Reader Sigil has an interesting question regarding a MacBook Pro with ailing i-sight. He (or she, I suppose) writes:
I have a MacBook Pro with a failing graphics chip. I just read your article about using an old Mac as a backup server. If anything, what can I do with my MacBook Pro to salvage some value?
First, of course, you should confirm that the graphics chip really is failing. It would be draggish to relegate the laptop to lesser duties if all it needed was a little cable or connector tightening. If you haven’t taken the thing to a Professional for evaluation, I’d do that first. You should also check the extent of its flakiness. If the entire graphics system is blown out (or about to be blown out) the solution I offer later may not help you as even a remote connection will do you no good.
If tests indicate that the graphics chip is on the way out but the MacBook can carry on an otherwise productive life—and be seen via a vnc connection (discussed later)—using it as a server is an excellent idea. As indicated in the article you referred to, if you attach a high-capacity hard drive to it, you can indeed use it as a backup server for the other computers in your home.
You could alternately or additionally use that laptop as a media server. Just copy your media to the hard drive attached to the MacBook, fire up iTunes, open its preferences, click the Sharing tab, and enable the Share My Library On My Local Network option. Other computers on your local network can now play the media managed by that Mac. If you also have iOS devices be sure to switch on Home Sharing (from iTunes’ Advanced menu) so that you can access and play that media on your iPhone, iPod touch, and iPad. (I don’t have the space to explain all the ins and outs of sharing media from a central server, but my article Organize and Play Your Media From a NAS should give you a good start.)
Depending on how l33t your skillz (mad, or otherwise) are, you could go on beyond zebra and turn the MacBook into a full-blown server and manage mail, calendars, and Internet sharing as well as use it to host a web site. This isn’t the kind of thing “normal” people would do, but again, if you have the chops it’s a cheaper solution than a new Mac mini.
If you’ve read this far you know that I haven’t really addressed the nut of the issue, which is: How do I make this blind Mac see? Without repairing the hardware you can’t—at least not using its screen or, possibly, an attached monitor. You can, however, see what it’s doing via screen sharing provided that what remains of the graphics chip allows it. (And the only way to tell if it allows it is to try the following.)

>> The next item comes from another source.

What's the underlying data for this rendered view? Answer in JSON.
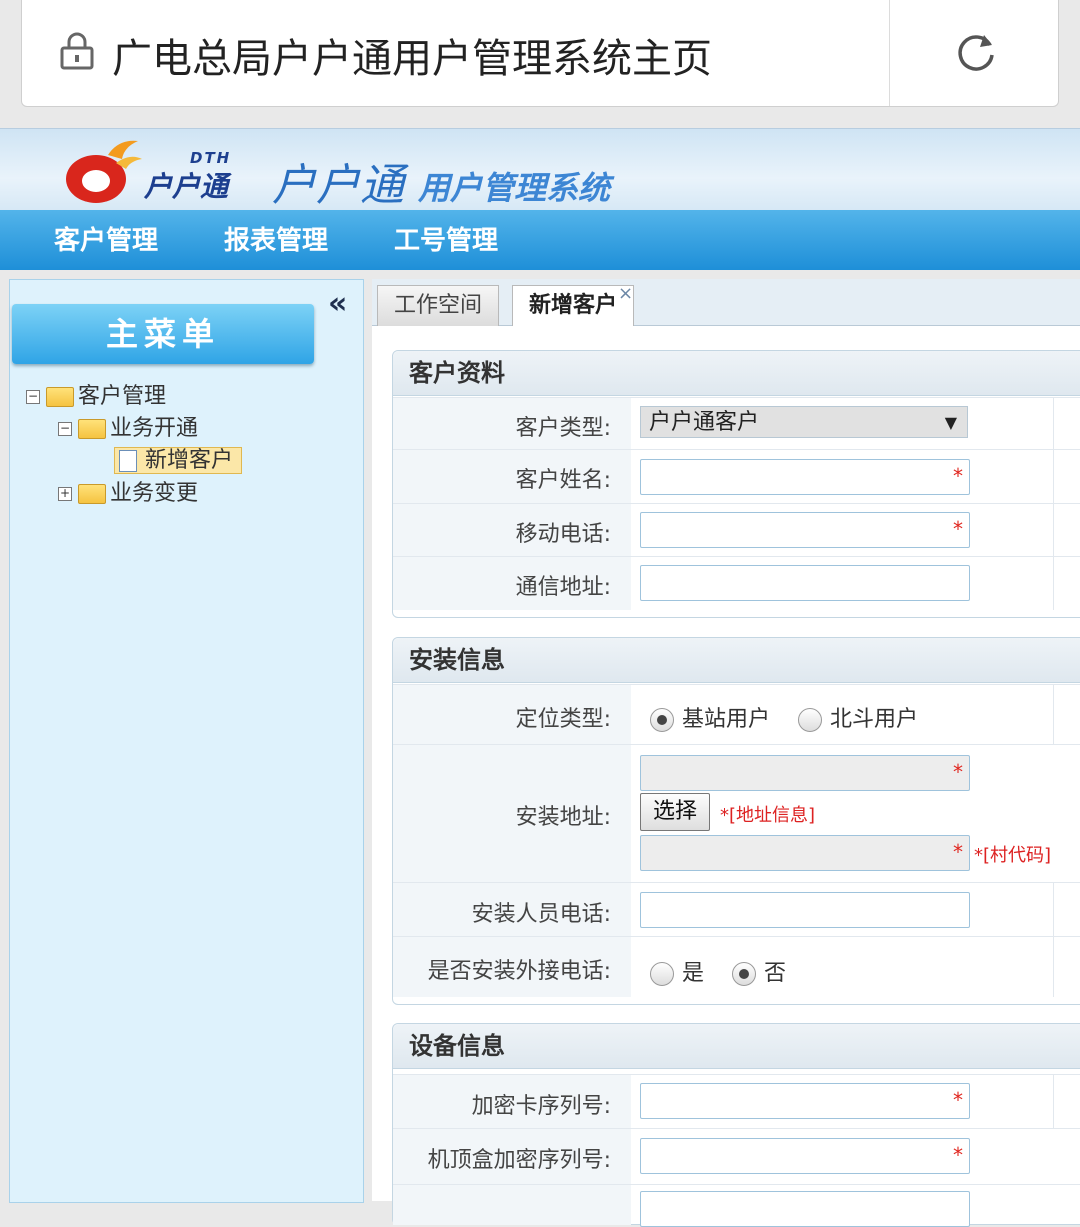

To do that, ensure that your MacBook Pro is running Leopard (OS X 10.5) or later and is on the same local network as your other computers (I’d suggest using an Ethernet connection rather than wireless as it will be faster, which will help with backing up and serving video). On the MacBook Pro (which, hopefully, you can still see well enough for this short bit of configuration) launch System Preferences and click Sharing. Enable Screen Sharing and choose who has access (I enable Only These Users and then select Administrators as I don’t want those without an administrator password mucking with my server).
Now move to another Mac, open a Finder window, and look for your MacBook Pro in its sidebar. Select it and click Share Screen. When prompted enter the administrator’s name and password for the MacBook Pro (not for the computer you’re currently using). Click Connect and you should see your MacBook Pro’s display on the Mac you’re sitting in front of. Alternatively, in the Finder you can choose Go -> Connect to Server, and in the window that appears enter vnc://IP address, where IP address is the MacBook Pro’s IP address or vnc://Name.Domain such as macbookpro.local.
Now that you can see your MacBook Pro’s screen, control it just as you would any computer you’re sitting in front of. When you’re finished with it, quit screen sharing.
And if this won't work because the graphics system is completely dysfunctional? Check with your local Professional on the cost of repair.
Updated to address the issue of a graphics system so hosed that a vnc connection doesn't work.